What's going on?
America’s biggest bank, JPMorgan Chase, missed profit expectations on Tuesday for the first time in nearly four years.
What does this mean?
JPMorgan reported disappointing revenue at its fixed income division (which primarily trades bonds, but also handles currencies and commodities). A particularly rough December dragged quarterly revenue there down 18% compared to a year ago. Rival Citigroup experienced a similar thing, on Monday announcing fixed income trading revenues down 21% on the year before, although it narrowly beat predictions for overall profit.
“Re-established 2018” competitor Wells Fargo also beat profit expectations on Tuesday. Still smarting from growth restrictions and $5 billion of fines and expenses related to its scandalous past, Wells (like Citi) had a successful cost-cutting program largely to thank for its profit beat. Like the Macarena, however, some tricks are difficult to repeat.
Why should I care?
For markets: Too much uncertainty – even for investors.
The last quarter of 2018 saw gathering clouds spoil the blue skies of earlier in the year. When markets move, banks’ trading divisions typically rake in the fees as investors reshuffle their portfolios in an attempt to make – or at least avoid losing – money. But when things get too volatile, investors may avoid trading altogether – and it looks like that’s what happened at banks’ fixed income departments in late 2018.
The bigger picture: People still borrowed money.

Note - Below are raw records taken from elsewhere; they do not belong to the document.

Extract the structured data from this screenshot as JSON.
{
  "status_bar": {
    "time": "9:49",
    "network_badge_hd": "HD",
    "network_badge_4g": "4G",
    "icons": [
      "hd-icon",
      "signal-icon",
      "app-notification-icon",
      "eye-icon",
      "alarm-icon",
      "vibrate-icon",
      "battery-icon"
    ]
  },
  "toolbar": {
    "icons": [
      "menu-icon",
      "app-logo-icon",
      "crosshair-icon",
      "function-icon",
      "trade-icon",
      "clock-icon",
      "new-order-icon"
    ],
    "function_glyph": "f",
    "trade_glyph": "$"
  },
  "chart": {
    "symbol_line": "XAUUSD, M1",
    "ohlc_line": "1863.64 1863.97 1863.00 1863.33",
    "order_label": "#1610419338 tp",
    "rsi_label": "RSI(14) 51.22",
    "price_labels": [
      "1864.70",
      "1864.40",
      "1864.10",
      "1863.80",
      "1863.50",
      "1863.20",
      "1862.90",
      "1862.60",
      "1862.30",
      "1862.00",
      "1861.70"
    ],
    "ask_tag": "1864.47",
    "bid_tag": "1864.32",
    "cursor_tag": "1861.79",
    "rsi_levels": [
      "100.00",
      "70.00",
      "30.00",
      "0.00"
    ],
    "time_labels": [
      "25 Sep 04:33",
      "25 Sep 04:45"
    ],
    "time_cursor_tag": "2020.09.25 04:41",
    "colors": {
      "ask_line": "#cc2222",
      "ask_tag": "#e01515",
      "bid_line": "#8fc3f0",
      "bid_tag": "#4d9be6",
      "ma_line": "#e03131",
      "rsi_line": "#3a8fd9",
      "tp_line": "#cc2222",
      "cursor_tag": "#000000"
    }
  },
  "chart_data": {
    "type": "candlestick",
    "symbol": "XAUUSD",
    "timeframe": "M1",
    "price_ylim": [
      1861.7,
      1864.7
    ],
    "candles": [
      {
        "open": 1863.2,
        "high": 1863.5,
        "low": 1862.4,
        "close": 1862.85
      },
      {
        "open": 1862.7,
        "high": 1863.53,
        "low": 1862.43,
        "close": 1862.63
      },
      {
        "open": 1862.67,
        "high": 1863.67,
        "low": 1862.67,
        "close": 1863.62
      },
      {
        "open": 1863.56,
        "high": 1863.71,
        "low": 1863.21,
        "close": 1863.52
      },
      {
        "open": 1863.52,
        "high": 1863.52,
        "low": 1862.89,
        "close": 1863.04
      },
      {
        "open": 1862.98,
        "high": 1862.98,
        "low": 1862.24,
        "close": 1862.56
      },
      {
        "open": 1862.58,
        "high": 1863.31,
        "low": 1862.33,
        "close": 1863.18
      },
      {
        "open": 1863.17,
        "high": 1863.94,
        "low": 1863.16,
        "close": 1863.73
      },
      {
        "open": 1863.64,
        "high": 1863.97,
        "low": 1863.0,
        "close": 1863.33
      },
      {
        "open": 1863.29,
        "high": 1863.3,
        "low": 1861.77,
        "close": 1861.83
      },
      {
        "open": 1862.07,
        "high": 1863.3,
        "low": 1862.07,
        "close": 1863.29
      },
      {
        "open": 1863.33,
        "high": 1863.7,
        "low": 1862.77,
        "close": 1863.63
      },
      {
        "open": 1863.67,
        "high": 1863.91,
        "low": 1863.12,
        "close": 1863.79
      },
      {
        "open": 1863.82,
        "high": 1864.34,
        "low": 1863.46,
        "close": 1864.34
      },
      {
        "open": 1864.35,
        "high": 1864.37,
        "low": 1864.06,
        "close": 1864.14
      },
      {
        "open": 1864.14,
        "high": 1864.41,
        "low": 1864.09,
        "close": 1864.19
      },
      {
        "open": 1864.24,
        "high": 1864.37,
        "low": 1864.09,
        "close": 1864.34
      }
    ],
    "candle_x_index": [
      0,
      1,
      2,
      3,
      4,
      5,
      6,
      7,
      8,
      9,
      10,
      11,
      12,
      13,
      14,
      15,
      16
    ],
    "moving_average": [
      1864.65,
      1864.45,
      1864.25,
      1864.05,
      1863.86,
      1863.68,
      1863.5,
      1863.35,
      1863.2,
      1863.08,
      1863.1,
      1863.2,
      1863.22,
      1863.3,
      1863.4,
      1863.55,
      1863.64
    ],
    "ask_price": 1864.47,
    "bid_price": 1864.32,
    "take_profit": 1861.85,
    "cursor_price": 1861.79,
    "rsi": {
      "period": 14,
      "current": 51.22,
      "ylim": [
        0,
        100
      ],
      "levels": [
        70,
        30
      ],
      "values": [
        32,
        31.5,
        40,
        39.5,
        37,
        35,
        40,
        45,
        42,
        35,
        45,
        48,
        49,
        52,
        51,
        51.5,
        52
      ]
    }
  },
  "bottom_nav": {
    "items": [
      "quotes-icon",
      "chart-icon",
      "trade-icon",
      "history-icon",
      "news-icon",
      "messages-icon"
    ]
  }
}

The silver lining for Citigroup was $2 billion extra revenue from lending in the quarter – and JPMorgan also reported strong loan growth. With people still borrowing money and wages rising, a potential uptick in spending could spell good news for consumer goods companies. Banks usually kick off earning seasons: we’ll be hearing more from other kinds of companies in the coming days and weeks.